Though it is immensely popular—or, perhaps, because it is immensely popular—study abroad is something that, in its current form, should generally be eschewed by a responsible administration.
The old, stringent rules governing study abroad were made for a good reason: that most study abroad programs are taught by faculty far less distinguished than Harvard’s, offer classes far less rigorous than Harvard’s and essentially consist of a four month drunken rave through a European (or Asian, or Latin American) city.
It’s no small wonder that so many people want to study abroad, and that everyone who does so seems to love it. Who wouldn’t want to coast through easy classes while doing little work and enjoying sunsets on the Rhine, the Rhone, the Tiber or the Yangtze, rather than grinding out tough problem sets on the bank of the pedestrian Charles?
The measures to make it easier for students to study abroad are often couched in terms of the intrinsic benefit of experiencing a foreign culture firsthand, the increasingly globalized nature of the world community and any number of other empty shibboleths and platitudes. The timing and abruptness of the shift, though, indicate that there may be some less-than-principled practical considerations that have also played a large, if not a decisive, role in the new policies.
Pop quiz: What’s a convenient way for the administration to fix an unprecedented housing crunch in the upperclass houses without taking the unattractive steps of spending money on new housing or reducing the size of incoming first-year classes?
Answer: Change the College’s decades-old study abroad policy and attribute it to a sudden lofty desire to become more “international.”
Pop quiz number two: When the Department of History decides to grant an absurdly high number of its professors leaves of absence for the 2002-2003 academic year, what’s a great way to get rid of some students to make the dearth of teachers less apparent?

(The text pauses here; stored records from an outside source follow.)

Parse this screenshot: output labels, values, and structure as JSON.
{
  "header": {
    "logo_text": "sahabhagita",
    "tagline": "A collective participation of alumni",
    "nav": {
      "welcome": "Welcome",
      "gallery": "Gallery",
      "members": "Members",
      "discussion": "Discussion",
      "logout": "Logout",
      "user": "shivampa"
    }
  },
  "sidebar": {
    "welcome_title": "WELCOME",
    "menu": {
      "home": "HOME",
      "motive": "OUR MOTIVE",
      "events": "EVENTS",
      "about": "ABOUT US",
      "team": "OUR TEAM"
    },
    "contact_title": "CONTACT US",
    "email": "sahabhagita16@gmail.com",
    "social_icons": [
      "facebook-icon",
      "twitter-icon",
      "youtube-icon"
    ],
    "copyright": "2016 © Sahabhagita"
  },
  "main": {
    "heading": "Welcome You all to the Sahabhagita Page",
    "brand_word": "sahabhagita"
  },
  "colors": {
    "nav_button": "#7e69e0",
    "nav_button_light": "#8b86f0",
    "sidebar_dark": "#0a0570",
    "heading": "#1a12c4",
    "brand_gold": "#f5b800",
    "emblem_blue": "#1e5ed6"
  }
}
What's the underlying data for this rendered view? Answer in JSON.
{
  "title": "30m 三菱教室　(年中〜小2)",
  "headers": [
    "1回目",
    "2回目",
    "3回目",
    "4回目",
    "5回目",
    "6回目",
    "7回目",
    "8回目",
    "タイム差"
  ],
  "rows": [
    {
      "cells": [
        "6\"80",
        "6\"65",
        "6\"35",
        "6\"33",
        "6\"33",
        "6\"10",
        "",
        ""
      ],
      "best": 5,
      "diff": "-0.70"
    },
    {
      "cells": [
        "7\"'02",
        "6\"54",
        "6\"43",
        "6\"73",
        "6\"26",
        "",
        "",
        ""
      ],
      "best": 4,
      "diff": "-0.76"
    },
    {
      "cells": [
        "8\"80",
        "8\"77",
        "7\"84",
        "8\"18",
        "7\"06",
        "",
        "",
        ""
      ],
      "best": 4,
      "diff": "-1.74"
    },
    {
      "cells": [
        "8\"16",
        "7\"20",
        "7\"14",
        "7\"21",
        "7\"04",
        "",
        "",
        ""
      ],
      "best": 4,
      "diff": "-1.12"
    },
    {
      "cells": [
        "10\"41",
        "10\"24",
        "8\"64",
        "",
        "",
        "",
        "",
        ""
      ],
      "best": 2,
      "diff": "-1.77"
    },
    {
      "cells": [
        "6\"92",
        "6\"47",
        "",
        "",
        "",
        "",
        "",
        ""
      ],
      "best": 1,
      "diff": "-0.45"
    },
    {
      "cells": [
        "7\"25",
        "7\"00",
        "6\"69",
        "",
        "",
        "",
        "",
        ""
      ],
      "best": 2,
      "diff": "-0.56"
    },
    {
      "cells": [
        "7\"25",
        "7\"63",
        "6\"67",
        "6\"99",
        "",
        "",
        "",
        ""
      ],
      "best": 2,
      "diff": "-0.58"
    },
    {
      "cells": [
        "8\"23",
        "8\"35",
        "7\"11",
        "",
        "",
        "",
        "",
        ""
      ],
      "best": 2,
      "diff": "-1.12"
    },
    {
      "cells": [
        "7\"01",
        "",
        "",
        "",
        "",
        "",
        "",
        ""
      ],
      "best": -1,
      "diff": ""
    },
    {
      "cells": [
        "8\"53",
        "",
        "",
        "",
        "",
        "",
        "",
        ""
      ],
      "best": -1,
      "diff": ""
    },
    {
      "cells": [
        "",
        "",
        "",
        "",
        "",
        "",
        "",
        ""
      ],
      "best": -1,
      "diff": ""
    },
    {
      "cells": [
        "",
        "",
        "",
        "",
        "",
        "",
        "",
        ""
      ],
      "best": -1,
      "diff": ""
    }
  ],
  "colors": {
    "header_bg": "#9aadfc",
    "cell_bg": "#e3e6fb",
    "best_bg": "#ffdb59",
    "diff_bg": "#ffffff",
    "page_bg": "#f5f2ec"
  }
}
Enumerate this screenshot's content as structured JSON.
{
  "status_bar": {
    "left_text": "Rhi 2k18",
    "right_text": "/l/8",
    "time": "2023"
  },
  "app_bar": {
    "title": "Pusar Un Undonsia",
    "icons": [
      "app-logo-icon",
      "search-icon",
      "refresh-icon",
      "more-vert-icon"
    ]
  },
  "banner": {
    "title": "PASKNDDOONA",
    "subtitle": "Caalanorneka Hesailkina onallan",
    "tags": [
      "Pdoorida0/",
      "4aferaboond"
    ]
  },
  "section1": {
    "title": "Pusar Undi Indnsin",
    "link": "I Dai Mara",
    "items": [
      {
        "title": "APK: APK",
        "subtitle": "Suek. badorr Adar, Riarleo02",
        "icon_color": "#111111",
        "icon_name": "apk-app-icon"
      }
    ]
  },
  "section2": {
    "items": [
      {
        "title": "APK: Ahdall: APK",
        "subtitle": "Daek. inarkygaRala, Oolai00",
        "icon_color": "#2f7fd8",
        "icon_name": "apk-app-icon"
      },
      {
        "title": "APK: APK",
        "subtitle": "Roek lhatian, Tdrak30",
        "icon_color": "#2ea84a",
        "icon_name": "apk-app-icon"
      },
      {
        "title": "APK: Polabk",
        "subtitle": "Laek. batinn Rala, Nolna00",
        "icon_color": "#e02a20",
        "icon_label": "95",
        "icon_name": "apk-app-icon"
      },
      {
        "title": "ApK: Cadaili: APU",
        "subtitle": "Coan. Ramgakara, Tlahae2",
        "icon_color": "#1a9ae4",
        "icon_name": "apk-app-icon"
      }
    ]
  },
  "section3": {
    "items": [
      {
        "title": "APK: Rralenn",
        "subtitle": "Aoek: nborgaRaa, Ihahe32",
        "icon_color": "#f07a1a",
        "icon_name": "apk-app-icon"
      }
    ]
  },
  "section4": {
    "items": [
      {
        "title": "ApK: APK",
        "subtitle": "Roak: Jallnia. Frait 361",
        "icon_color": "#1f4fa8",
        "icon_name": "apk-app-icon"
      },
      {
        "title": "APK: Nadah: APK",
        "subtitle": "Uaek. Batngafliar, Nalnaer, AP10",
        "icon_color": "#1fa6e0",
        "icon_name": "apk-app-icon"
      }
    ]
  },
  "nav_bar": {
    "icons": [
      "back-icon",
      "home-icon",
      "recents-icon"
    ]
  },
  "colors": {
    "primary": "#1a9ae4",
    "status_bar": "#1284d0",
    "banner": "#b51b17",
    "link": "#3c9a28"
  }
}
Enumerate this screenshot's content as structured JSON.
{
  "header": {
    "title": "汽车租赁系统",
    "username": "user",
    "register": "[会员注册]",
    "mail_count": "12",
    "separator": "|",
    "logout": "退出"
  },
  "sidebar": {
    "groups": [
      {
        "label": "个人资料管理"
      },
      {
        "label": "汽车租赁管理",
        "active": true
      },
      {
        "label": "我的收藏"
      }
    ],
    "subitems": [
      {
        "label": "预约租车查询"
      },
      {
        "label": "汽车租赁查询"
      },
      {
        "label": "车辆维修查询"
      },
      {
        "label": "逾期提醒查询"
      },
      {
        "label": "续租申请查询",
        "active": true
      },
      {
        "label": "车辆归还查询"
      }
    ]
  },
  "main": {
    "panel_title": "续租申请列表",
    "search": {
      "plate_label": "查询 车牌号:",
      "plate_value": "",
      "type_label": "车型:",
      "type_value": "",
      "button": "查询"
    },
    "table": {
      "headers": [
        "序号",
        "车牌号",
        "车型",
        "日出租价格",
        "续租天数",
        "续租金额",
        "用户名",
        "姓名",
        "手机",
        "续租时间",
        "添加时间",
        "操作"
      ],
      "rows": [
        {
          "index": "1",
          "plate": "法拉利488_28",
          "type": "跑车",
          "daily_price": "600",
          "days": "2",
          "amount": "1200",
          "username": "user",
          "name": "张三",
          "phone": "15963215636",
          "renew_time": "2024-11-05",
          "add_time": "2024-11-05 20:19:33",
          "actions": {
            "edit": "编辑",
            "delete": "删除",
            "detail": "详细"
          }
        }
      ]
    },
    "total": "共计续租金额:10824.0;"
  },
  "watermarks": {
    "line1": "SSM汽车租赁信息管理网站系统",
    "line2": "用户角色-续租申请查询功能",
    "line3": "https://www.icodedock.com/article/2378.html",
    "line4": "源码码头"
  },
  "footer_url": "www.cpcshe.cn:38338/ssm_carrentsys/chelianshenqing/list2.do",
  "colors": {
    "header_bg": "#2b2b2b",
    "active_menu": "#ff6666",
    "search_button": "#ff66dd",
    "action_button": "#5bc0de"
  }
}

Answer: Take some questionable steps—including scrapping the spring junior tutorial requirement and lifting the obligation to pick a specialized historical track—that serve to water down the intensity of the concentration in order to enable more students to study abroad.
In fairness, I do realize that most of the Faculty who seek to liberalize study abroad policy do so for nothing but the most legitimate and sincere reasons. I also realize that it is theoretically possible for study abroad programs to be academically rigorous and worthwhile. But I find it bizarre that well-reasoned and longstanding strictures on study-abroad are being lifted in an alarmingly fast and haphazard manner, at a time when more students abroad just happens to serve some very practical interests of the University and some of its academic departments in particular.
Given, for instance, all the rhetoric about study abroad being an integral way of learning about a foreign culture, it is puzzling that the College has decided that would-be study abroad students no longer need to have studied the language of the host country in advance of their trip.
Some stickler traditionalists might argue that it is rather difficult to get much of a sense of a culture without learning its language. They might even contend that learning, say, French at Harvard provides a better introduction to the culture of France than barhopping through Paris with a homogenous group of privileged Americans and taking guided tours—in English—of the Louvre every now and then.
Fortunately, it’s possible to have it both ways—that is, to allow many more students to study abroad while at the same time not compromising the College’s academic integrity. To achieve this, Harvard will need to ensure the integrity of abroad programs—not by rubber-stamping students’ petitions, but by actively participating in, and running, its own programs.
Some initial gestures have, in fact, been made in this direction; right now, a pilot study-abroad program—Harvard’s first—is underway in Santiago, Chile. Though the students are not being taught by Harvard faculty, the college—through the Rockefeller Center for Latin American Studies—is coordinating many aspects of their academic and extracurricular lives while in Chile.
This is a fine start, but we are, obviously, many years away from seeing a broad network of Harvard-sponsored study-abroad opportunities. In other words, we are many years away from seeing the current liberalization of study abroad strictures being justified.
For now, the new policies—in the absence of sufficiently rigorous, Harvard-run study abroad options—constitute more a license for Harvard students to waste their time than anything else. And, yes, time poorly spent is time wasted—even if it’s on the Riviera.
Zachary S. Podolsky ’04 is a classics concentrator in Currier House. His column appears on alternate Thursdays.